The idea of classification Unusual Usual pipi Prob (An area follows the common trend pattern) Choose cutoff to achieve pre-specified false detection rate (FDR) Cutoff values cannot be obtained using conventional approaches such as Storey 2002 since null hypothesis is specific to each areas. We have proposed a novel simulation approach to obtain area-specific cutoffs so that we can maximize the sensitivity while controlling for FDR. Choose cutoff to achieve pre-specified false detection rate (FDR) Cutoff values cannot be obtained using conventional approaches such as Storey 2002 since null hypothesis is specific to each areas. We have proposed a novel simulation approach to obtain area-specific cutoffs so that we can maximize the sensitivity while controlling for FDR. ⌘ 11

12
A simulation study 12

13
Simulation results Scenario 1 Scenario 2 Scenario 3 Small departures Large departures 15 (out of 354) areas were selected according to the population sizes and spatial risks and assigned the unusual trend. Comparing the gain/loss of sensitivity amongst the following 4 models 1. S-vary 2. S=2 (the optimal setting, the reference) 3. S=5 4. SaTScan (space-time permutation test) S-vary S=5 SaTScan Scenario 1 13

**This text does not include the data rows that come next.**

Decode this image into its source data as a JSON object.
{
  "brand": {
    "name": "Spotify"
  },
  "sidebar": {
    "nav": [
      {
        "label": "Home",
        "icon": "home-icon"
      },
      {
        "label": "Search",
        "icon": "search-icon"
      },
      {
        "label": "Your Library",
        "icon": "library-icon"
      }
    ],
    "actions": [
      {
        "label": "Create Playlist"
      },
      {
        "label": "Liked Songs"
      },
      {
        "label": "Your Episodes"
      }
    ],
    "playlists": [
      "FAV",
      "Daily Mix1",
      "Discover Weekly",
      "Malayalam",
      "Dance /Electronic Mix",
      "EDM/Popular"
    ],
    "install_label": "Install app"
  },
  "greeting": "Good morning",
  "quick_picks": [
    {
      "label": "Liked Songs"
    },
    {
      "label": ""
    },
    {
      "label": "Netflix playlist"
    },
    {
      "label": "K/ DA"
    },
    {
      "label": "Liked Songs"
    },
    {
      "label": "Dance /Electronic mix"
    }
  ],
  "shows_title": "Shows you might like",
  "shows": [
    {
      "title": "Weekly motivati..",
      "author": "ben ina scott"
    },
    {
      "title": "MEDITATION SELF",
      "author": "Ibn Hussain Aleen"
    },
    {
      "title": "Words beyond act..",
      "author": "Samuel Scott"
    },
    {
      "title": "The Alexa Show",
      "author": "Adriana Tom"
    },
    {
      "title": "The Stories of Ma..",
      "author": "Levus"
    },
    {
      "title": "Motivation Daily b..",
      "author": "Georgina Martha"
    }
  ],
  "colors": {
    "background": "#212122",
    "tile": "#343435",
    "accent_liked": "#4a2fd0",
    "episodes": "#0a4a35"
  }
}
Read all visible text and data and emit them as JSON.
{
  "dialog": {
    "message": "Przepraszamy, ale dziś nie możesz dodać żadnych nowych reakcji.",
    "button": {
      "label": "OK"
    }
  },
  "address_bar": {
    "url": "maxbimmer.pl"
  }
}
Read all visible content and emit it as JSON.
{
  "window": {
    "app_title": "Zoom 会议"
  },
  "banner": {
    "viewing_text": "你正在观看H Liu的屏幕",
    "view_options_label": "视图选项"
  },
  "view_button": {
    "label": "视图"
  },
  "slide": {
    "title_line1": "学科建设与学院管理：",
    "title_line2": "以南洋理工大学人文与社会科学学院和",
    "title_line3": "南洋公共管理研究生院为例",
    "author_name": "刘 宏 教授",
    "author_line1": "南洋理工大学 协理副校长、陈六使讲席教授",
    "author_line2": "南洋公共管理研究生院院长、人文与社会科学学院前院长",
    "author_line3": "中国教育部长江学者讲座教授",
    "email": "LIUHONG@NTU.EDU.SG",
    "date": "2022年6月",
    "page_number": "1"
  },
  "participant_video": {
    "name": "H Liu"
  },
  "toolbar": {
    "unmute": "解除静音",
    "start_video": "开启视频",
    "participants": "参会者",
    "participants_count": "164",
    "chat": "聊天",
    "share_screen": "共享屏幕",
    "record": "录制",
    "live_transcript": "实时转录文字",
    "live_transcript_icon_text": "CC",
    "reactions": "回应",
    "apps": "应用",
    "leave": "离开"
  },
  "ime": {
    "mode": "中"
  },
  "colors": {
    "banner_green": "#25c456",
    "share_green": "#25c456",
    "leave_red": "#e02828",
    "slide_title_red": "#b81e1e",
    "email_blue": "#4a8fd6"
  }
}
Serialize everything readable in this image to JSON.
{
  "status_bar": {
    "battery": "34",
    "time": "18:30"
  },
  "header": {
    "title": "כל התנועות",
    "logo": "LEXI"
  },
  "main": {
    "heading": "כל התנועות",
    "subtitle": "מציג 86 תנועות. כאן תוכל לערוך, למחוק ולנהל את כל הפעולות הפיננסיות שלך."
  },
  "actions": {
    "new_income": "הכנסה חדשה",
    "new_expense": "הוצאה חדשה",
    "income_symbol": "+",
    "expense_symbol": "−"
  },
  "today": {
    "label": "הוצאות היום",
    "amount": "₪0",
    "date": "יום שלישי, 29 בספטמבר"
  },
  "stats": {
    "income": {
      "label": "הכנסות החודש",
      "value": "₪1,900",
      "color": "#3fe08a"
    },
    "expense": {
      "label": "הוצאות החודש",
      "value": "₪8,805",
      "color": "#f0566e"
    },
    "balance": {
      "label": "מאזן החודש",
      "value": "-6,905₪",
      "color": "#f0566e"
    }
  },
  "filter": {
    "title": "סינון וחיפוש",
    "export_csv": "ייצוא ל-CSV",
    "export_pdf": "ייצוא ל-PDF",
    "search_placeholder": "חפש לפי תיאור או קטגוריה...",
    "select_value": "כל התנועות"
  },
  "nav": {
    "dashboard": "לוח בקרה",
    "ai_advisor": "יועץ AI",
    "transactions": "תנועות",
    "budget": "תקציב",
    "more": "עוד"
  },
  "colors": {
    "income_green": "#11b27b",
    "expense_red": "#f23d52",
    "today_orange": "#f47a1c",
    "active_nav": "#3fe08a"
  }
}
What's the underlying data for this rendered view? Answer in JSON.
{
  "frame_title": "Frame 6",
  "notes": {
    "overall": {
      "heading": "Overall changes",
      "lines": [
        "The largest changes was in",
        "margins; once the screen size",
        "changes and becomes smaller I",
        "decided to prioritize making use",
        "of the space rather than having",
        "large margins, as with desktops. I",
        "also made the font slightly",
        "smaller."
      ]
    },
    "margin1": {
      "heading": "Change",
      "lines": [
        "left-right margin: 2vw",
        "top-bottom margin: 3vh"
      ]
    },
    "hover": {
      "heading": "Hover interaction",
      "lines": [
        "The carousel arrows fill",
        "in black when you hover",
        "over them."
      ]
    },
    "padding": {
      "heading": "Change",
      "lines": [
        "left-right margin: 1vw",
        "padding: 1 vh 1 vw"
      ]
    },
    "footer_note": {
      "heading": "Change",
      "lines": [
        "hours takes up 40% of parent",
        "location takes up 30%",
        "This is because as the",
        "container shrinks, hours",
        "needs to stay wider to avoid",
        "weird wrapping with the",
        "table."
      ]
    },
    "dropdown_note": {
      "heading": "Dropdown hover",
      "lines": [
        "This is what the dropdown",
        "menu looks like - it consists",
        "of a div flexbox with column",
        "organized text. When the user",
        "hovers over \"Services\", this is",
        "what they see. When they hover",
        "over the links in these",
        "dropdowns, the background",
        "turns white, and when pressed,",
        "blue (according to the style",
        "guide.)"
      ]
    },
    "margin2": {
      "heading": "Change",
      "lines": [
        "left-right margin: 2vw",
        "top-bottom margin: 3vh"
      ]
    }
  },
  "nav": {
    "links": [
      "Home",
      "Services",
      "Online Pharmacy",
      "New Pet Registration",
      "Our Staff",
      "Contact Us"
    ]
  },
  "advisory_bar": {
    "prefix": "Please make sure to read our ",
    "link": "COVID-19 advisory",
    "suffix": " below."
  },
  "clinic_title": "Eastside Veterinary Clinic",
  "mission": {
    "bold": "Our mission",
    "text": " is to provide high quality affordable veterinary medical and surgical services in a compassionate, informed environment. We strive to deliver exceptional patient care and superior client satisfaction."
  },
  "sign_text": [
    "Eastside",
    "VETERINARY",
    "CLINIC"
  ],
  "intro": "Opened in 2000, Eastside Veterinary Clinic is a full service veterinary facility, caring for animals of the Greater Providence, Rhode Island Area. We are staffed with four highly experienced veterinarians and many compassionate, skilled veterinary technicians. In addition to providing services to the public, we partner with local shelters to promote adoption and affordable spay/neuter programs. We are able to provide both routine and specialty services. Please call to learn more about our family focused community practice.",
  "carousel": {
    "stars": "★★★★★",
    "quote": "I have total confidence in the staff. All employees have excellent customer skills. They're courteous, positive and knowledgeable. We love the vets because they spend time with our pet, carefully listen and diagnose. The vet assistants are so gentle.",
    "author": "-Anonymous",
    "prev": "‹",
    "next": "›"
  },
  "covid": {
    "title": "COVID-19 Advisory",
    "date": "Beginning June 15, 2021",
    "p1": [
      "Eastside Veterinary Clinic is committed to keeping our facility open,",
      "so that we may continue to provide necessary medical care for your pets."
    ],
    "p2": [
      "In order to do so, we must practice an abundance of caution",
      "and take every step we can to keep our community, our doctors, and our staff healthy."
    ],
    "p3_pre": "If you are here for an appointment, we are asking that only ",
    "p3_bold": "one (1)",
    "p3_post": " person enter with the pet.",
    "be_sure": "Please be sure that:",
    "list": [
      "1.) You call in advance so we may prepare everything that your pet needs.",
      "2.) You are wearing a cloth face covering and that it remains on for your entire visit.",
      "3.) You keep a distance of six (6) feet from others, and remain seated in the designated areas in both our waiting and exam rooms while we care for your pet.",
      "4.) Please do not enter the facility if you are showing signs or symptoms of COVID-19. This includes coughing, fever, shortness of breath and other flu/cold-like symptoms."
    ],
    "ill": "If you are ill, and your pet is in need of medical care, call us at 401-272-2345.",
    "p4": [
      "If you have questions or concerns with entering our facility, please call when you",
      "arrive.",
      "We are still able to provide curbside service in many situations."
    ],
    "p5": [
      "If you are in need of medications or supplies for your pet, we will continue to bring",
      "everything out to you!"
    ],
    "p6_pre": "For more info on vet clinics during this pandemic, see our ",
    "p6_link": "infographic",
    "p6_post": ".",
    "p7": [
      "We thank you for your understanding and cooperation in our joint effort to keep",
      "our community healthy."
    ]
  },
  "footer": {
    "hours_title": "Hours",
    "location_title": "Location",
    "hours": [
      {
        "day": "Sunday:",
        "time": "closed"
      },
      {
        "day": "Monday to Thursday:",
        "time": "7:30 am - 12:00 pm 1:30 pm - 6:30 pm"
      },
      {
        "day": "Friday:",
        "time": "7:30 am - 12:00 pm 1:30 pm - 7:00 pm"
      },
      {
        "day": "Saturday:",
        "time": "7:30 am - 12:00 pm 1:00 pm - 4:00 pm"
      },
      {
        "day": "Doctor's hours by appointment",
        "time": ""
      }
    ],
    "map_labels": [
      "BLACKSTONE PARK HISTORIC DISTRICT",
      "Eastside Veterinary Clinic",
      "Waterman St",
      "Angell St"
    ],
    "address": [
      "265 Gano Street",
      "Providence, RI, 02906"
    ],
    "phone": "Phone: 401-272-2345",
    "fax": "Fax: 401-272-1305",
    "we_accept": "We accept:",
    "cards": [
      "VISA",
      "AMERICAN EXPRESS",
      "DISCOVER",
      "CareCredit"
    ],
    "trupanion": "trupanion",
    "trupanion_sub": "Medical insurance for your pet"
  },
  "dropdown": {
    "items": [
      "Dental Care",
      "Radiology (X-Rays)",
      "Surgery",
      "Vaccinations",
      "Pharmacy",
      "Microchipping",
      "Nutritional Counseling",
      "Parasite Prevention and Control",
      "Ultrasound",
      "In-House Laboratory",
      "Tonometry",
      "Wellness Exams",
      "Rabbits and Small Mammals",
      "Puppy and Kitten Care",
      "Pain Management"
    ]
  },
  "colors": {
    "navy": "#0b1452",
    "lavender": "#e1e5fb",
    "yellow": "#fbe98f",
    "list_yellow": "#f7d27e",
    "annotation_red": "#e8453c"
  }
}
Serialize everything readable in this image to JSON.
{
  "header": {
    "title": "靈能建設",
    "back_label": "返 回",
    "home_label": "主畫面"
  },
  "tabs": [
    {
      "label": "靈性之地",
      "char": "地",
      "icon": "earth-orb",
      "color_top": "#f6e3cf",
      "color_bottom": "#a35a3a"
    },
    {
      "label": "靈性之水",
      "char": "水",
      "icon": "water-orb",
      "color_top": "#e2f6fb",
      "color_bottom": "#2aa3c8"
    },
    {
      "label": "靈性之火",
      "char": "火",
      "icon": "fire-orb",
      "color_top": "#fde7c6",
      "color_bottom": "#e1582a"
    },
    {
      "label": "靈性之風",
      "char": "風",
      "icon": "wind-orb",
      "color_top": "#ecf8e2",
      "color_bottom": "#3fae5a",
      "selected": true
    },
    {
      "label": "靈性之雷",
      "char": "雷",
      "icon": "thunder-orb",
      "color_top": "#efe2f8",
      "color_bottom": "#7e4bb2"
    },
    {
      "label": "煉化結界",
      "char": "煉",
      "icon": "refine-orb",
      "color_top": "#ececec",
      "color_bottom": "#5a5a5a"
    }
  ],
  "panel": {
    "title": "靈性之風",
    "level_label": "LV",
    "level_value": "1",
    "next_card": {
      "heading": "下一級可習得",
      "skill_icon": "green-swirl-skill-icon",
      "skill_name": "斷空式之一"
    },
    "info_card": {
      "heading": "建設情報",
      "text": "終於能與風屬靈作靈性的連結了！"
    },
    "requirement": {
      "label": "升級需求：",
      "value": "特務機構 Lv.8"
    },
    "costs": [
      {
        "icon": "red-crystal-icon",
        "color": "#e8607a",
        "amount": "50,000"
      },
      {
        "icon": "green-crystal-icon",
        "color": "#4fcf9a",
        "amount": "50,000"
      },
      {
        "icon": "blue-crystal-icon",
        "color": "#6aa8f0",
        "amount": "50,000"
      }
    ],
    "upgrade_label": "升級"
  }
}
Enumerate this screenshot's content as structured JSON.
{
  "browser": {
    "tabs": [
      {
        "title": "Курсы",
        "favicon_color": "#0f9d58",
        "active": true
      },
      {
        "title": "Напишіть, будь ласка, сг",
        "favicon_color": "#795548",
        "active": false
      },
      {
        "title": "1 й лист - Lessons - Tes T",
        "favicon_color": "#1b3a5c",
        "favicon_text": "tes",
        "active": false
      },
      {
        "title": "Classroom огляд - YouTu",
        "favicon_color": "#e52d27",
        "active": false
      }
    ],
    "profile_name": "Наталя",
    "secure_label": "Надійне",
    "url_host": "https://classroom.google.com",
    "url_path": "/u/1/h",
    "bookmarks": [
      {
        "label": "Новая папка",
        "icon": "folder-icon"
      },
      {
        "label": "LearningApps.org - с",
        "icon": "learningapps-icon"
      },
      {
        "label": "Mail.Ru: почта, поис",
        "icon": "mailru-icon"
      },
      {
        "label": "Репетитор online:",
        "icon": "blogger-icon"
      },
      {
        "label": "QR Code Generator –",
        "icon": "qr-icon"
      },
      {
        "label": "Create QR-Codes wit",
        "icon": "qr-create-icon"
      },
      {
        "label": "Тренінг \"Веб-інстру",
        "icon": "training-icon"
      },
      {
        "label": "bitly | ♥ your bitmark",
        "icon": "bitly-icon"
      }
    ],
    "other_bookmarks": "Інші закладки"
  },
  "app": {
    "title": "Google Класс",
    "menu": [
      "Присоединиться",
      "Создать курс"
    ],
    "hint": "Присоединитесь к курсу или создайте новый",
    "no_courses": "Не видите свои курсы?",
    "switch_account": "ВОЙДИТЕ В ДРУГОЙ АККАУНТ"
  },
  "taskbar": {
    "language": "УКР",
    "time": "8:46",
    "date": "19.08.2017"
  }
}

14
Simulation results s-vary S-vary S=5 SaTScan Reference: S = 2 14

15
Summary: Key features of the model The comprehensive simulation study has shown some key features of our model: 1.Our model can detect various realistic departure patterns; 2.The performance is robust over different model settings; 3.Our model outperforms the popular SaTScan; 4.Our detection model works relatively well on sparse data. 15

16
Burglary data in Cambridge Geo-referenced offence records in Cambridgeshire (2001-2008) are made available by the Cambridgeshire Constabulary; In this analysis, we focus on the burglary counts in Cambridge at the Lower Super Output Area (LSOA) level for each quarter from 2001 to 2002 (2584 reported burglary cases). Numbers of houses were taken from the 2001 Census then aggregated to LSOA level (≈600 houses). 16

17
Overall spatial/temporal pattern 17

18
Detected LSOA (FDR=0.01) 18

19
High risks and unusual LSOA 19

20
Future work We are currently working closely with the Cambridgeshire Police to assess effectiveness of possible policing schemes; The framework can be extended to a prospective surveillance system by applying the detection model sequentially to observed data; Incorporation of time-varying covariates (e.g., unemployment from surveys) can enrich the detection analysis. 20

21
Summary We have proposed a Bayesian mixture model for detecting unusual time trends; The extensive simulation study has shown the superior performance of the model in detecting various “real” departures; Applying the model to the offence data can assist/inform policy making (by identifying abrupt changes) and help to assess policy. 21

22
Acknowledgement Funded by ESRC The BIAS project (PI Nicky Best), based at Imperial College London, is a node of the Economic and Social Research Council’s National Centre for Research Methods (NCRM) The offences data are kindly provided by the Cambridgeshire Constabulary. 22

23
References SaTScan Kulldorff M, Heffernan R, Hartman J, Assunção RM, Mostashari F. A space-time permutation scan statistic for the early detection of disease outbreaks. PLoS Medicine, 2:216-224, 2005. False discovery rate (FDR) Storey J. A direct approach to false discovery rates. JRSS(B), 64: 479-498, 2002. Newton M, Noueiry A, Sarkar D, Ahlquist P. Detecting differential gene expression with a semiparametric hierarchical mixture method. Biostatistics, 5:155-176, 2004. Crime Bennett T. and Durie L. Preventing residential burglary in Cambridge: From crime audits to targeted strategies. Police research series Paper 108, 1998. 23

Similar presentations

© 2017 SlidePlayer.com Inc.

All rights reserved.

Ads by Google